As reported by the YEP yesterday, leaders at Middleton Primary School called an emergency meeting on Friday, when parents were told that Key Stage 2 mathematics SATs test papers had gone missing.

It is understood that children from two year six classes at the school, who had been awaiting results after sitting the maths SATs exams in May, had been affected.

Parents ‘gutted’ as Standards and Testing Agency confirms Leeds school’s SATs papers are missing

The national curriculum SATs tests help measure pupils’ progress, identify if they need extra support and are also used to assess school performance.

The Standards and Testing Agency (STA), the government agency that administers SATs, wrote to the school to confirm they were “unable to locate” the papers.

Parents this week told the YEP that they feared their children will “incur fails” as a result the blunder.

A spokesman for the Department for Education, of which the STA is an executive agency, said it had apologised to the school for the debacle.

“Following the incident with Middleton Primary School, the school has received a formal apology on the issue,” he said.

“No pupil will be adversely affected regarding their move in the autumn onto secondary school as a result of this issue.”

Samantha Williams, headteacher at Middleton Primary School, spoke earlier this week about her “extreme” disappointment over the blunder.

She also revealed that school leaders had written back to the STA, requesting a more a “complete explanation” regarding the circumstances and pressing them on what it meant for pupils.

Parents told the YEP that the school had provided courier receipts, showing the papers had been collected.

One parent said this week: “I’m gutted for the kids and school teachers, they’ve all done after school SATs clubs,”

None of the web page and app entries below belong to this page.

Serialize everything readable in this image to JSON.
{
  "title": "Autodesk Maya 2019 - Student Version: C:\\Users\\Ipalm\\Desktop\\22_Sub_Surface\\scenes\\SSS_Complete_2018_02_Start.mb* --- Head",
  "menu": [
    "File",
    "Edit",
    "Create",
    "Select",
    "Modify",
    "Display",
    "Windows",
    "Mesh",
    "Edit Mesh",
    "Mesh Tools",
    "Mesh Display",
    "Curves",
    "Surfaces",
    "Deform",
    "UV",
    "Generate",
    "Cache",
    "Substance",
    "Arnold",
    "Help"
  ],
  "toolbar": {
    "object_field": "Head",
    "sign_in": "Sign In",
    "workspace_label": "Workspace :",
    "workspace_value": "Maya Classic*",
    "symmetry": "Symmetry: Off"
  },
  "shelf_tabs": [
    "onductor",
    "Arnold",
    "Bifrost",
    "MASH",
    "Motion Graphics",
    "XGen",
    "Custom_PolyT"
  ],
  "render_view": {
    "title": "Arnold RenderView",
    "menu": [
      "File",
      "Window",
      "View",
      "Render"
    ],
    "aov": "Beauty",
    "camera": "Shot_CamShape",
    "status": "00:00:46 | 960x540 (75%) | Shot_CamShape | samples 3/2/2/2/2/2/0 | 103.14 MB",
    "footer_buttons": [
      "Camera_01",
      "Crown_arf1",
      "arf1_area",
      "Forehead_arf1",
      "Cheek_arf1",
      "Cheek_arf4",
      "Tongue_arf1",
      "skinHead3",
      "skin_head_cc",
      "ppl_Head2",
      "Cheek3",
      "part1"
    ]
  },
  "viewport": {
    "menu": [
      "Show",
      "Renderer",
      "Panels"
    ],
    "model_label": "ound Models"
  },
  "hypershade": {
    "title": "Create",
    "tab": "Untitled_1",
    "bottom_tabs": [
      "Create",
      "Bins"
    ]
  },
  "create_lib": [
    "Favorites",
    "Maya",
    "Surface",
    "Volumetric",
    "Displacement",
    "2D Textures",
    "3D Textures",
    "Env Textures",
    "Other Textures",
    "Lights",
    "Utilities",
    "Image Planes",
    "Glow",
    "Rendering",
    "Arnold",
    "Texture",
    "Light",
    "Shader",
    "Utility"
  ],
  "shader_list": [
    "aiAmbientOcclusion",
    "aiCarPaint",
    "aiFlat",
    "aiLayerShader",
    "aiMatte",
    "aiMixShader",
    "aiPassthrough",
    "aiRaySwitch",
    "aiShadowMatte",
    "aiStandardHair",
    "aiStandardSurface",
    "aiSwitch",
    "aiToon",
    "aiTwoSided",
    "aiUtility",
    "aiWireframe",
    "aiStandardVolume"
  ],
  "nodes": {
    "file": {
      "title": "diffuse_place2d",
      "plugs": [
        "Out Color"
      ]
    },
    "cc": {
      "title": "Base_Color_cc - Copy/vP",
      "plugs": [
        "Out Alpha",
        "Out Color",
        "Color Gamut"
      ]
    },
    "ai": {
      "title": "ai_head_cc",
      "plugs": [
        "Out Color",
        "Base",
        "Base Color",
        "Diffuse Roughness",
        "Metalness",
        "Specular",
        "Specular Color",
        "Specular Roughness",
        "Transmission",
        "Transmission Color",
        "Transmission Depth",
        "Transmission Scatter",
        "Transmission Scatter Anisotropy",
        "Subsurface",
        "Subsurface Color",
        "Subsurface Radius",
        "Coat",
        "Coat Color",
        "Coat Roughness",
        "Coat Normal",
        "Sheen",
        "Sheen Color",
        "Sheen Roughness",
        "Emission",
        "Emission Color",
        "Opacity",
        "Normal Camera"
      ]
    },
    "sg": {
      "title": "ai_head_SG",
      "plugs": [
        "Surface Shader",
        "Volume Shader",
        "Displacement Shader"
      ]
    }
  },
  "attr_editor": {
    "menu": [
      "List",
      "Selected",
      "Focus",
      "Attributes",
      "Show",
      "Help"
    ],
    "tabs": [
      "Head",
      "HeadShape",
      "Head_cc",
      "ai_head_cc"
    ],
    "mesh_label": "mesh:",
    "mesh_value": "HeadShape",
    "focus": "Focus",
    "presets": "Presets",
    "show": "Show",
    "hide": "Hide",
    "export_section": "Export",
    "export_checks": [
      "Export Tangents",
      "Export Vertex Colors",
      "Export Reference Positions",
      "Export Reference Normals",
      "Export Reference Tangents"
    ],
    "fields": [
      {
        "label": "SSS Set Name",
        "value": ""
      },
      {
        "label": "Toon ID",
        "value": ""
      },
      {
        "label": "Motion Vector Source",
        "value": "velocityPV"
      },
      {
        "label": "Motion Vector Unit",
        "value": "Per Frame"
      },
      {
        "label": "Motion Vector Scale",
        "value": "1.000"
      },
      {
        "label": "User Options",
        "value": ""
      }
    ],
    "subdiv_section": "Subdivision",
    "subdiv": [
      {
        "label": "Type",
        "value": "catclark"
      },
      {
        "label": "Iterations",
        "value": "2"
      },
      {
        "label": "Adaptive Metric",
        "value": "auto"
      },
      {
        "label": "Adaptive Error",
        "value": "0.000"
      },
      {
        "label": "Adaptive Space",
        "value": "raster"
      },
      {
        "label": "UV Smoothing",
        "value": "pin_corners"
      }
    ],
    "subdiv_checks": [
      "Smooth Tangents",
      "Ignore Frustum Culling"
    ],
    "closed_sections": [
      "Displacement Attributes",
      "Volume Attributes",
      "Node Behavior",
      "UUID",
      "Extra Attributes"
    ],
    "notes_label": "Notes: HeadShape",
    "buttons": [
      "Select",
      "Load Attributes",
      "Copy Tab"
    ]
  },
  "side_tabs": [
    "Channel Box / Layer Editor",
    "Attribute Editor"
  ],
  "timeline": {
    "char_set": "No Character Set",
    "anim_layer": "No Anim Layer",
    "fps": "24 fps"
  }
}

“The kids worked really hard, and the school gets scored on how well they do in SATs and now that’s going to be affected.”